With electronics, it’s important to keep products as they are for as long as possible. We should repair them, reuse them or refurbish them- keep them in use. Only at the very end should we take them apart and put them back into the system. Circular design thinking is also very important. We need to think about how materials will flow through the system and plan for it in the design process. So that everything is already set. That’s another area in which AI can help us- to backtrack how the design component should happen.
ML: Does the impetus typically come from an enlightened CEO who is determined to apply the circular economy or is there pressure from consumers?
CS: I imagine it’s a combination of both of these factors. Any CEO that really looks into this can see all the advantages, both for their brand and for society. A lot of innovation can be done within circular economy.

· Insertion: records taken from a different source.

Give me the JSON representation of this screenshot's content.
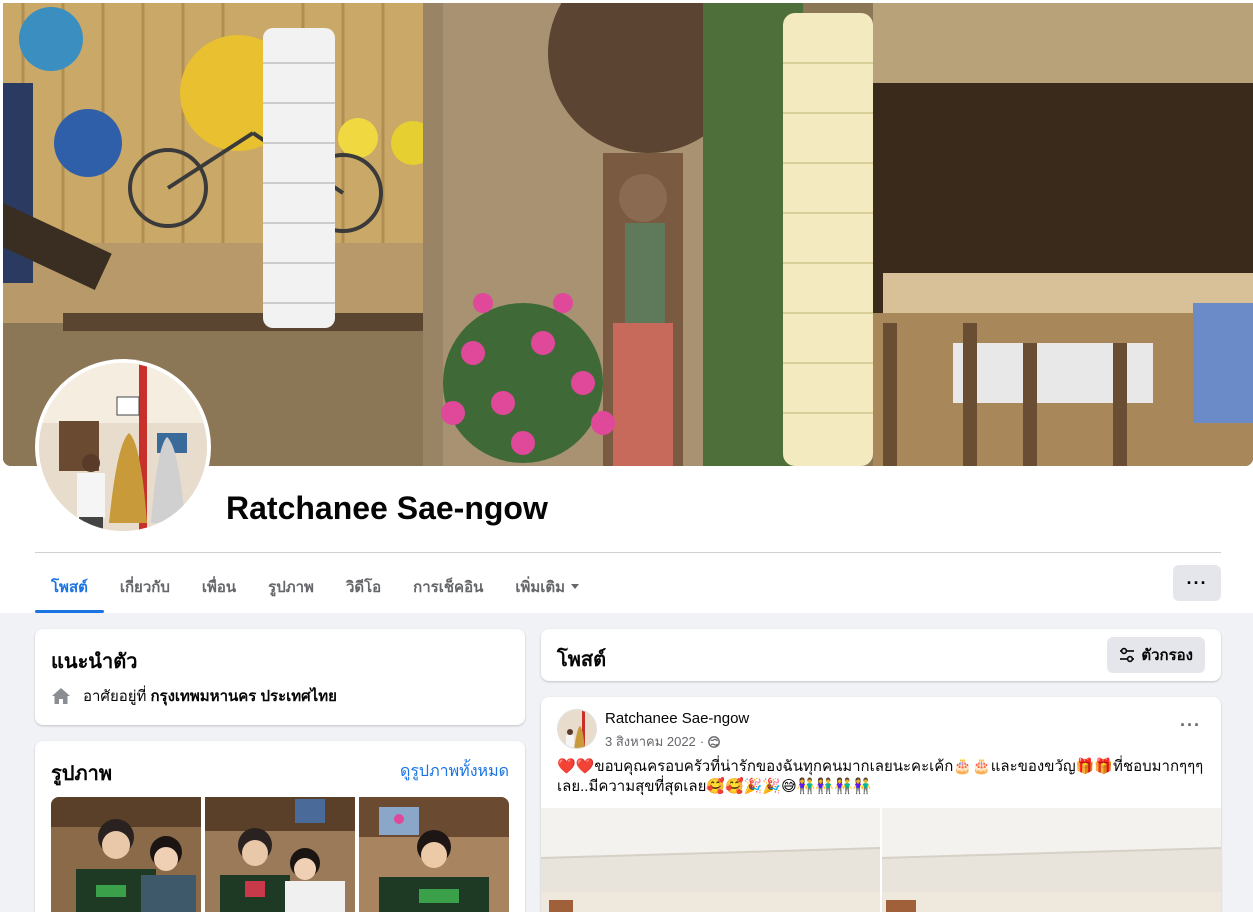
{
  "profile": {
    "name": "Ratchanee Sae-ngow"
  },
  "tabs": [
    {
      "label": "โพสต์",
      "active": true
    },
    {
      "label": "เกี่ยวกับ"
    },
    {
      "label": "เพื่อน"
    },
    {
      "label": "รูปภาพ"
    },
    {
      "label": "วิดีโอ"
    },
    {
      "label": "การเช็คอิน"
    },
    {
      "label": "เพิ่มเติม"
    }
  ],
  "more_button": "···",
  "intro": {
    "title": "แนะนำตัว",
    "lives_prefix": "อาศัยอยู่ที่",
    "lives_place": "กรุงเทพมหานคร ประเทศไทย"
  },
  "photos": {
    "title": "รูปภาพ",
    "see_all": "ดูรูปภาพทั้งหมด"
  },
  "posts_header": {
    "title": "โพสต์",
    "filter_label": "ตัวกรอง"
  },
  "post": {
    "author": "Ratchanee Sae-ngow",
    "date": "3 สิงหาคม 2022",
    "dot": "·",
    "more": "···",
    "text": "❤️❤️ขอบคุณครอบครัวที่น่ารักของฉันทุกคนมากเลยนะคะเค้ก🎂🎂และของขวัญ🎁🎁ที่ชอบมากๆๆๆเลย..มีความสุขที่สุดเลย🥰🥰🎉🎉😅👫👫👫👫"
  },
  "colors": {
    "accent": "#1b74e4",
    "background": "#f0f2f5",
    "secondary_text": "#65676b"
  }
}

ML: There will likely be winners and losers from an adoption of the circular economy. Who will be the winners and who will be the losers?
CS: What you’re saying makes me think of the company Spotify, who provides digital music. Before Spotify, most of us got music on CDs, which were made of plastic and took up a lot of space. Today we simply send data and can listen to music from all over the world. Spotify is a very destructive company. I believe that we will be seeing more and more of such changes. Companies need to stay alert and adapt to what’s happening around them.
There may be some losers, but I think we could all be winners. This is a win-win-win situation. For customers, for companies and for the environment. This approach offers real solutions.